MATERIAL FOR THE TASK:
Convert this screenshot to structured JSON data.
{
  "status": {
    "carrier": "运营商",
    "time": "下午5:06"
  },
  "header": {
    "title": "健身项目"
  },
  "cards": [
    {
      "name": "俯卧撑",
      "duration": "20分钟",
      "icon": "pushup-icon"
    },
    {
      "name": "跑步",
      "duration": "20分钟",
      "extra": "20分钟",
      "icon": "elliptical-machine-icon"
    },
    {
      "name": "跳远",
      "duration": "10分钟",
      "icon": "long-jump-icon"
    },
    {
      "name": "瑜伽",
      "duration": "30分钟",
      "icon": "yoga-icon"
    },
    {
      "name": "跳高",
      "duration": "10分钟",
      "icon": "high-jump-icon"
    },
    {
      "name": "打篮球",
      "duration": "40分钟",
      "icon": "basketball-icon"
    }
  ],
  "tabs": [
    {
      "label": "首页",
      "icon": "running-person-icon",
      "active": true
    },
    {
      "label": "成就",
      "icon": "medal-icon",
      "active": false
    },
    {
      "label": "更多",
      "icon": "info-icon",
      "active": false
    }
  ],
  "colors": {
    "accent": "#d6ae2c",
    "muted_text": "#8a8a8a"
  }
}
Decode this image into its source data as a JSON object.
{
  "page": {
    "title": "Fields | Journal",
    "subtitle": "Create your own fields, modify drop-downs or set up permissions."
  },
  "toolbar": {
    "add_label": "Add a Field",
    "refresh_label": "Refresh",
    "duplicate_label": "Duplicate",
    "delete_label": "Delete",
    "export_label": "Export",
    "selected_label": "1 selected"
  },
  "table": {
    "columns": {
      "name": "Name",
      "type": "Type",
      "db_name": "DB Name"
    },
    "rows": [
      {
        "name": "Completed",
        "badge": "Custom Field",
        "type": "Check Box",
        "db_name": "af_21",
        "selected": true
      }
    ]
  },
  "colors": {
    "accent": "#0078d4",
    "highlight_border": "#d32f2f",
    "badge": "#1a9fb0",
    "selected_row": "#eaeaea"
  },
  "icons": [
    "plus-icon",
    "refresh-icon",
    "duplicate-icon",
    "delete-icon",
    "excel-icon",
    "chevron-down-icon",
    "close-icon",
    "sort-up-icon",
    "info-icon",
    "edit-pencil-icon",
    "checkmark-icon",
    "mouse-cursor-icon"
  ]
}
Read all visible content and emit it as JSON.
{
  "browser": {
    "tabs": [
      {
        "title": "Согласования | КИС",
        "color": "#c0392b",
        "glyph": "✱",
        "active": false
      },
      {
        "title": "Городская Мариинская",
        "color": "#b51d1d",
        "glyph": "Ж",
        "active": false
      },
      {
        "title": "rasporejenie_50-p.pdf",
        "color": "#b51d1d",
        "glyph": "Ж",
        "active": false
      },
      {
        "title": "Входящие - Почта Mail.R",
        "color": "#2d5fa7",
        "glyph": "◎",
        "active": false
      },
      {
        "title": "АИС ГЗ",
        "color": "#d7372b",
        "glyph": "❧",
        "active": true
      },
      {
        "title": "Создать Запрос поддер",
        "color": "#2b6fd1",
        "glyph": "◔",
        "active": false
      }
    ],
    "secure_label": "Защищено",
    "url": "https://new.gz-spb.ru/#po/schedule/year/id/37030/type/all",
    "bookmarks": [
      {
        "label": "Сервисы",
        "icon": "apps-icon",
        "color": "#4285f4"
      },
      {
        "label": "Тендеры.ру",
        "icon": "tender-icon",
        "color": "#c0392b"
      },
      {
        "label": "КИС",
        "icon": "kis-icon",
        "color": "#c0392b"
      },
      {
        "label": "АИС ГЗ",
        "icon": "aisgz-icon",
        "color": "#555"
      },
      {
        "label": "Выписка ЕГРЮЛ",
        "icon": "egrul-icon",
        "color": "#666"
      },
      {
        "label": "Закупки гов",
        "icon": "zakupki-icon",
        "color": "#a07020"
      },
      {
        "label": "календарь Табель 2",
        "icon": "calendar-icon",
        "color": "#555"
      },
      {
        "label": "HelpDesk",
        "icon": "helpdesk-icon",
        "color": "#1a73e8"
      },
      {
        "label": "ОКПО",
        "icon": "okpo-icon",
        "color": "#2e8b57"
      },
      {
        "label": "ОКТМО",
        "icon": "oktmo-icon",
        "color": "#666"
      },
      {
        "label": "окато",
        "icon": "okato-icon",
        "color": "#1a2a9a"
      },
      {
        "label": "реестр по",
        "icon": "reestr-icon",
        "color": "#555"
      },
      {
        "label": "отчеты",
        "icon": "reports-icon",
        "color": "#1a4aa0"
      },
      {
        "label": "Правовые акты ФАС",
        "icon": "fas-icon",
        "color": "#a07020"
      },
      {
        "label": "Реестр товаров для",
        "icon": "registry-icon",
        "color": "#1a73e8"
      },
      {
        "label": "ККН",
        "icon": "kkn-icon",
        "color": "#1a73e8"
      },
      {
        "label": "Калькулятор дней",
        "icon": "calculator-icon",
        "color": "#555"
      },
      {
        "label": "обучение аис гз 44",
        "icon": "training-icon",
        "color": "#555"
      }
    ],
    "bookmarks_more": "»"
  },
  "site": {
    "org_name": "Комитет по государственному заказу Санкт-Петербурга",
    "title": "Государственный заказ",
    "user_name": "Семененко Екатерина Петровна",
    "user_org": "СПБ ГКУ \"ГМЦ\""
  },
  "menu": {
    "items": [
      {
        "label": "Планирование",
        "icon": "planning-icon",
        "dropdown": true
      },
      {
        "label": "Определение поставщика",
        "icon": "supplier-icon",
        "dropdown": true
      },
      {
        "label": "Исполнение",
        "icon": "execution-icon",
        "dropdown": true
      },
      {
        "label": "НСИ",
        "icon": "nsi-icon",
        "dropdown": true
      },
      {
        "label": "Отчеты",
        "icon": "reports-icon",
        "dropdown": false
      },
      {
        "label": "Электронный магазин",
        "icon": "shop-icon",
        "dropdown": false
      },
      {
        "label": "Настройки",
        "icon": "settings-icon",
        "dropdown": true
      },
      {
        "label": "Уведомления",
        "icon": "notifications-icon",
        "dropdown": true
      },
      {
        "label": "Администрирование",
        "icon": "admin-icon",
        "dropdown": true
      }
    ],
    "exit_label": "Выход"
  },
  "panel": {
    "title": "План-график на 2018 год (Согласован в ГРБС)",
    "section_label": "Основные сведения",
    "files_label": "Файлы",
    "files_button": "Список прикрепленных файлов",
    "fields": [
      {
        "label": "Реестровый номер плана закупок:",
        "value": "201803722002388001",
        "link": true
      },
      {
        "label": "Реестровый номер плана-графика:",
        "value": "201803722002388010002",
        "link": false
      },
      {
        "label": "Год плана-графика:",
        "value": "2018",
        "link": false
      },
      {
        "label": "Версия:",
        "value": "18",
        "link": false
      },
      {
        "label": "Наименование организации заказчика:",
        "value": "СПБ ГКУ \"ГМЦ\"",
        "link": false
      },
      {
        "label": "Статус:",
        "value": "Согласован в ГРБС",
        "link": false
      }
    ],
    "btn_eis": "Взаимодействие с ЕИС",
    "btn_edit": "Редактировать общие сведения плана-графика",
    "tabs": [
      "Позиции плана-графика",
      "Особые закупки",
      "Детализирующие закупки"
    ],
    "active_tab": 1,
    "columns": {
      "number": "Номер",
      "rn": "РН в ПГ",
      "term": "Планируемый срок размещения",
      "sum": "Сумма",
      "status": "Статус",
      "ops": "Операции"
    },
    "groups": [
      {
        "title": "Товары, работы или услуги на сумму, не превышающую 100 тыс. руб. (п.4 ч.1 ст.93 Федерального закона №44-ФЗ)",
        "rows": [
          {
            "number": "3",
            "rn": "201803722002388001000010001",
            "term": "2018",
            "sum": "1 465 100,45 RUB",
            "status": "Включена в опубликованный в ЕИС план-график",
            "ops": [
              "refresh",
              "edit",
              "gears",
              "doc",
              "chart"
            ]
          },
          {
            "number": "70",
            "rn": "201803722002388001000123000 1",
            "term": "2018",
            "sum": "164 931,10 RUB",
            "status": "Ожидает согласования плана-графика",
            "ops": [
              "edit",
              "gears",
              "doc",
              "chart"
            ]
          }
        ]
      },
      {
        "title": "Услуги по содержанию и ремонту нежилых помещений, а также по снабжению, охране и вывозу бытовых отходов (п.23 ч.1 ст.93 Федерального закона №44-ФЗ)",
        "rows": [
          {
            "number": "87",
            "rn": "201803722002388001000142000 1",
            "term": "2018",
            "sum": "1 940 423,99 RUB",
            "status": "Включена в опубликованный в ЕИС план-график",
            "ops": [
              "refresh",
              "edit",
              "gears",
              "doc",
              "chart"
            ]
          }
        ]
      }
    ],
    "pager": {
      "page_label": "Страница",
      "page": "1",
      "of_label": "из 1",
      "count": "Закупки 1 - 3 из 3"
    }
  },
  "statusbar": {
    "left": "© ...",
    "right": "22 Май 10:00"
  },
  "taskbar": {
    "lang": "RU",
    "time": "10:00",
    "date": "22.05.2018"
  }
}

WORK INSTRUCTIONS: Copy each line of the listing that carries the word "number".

SOLUTION TO THIS TASK:
      "number": "Номер",
            "number": "3",
            "number": "70",
            "number": "87",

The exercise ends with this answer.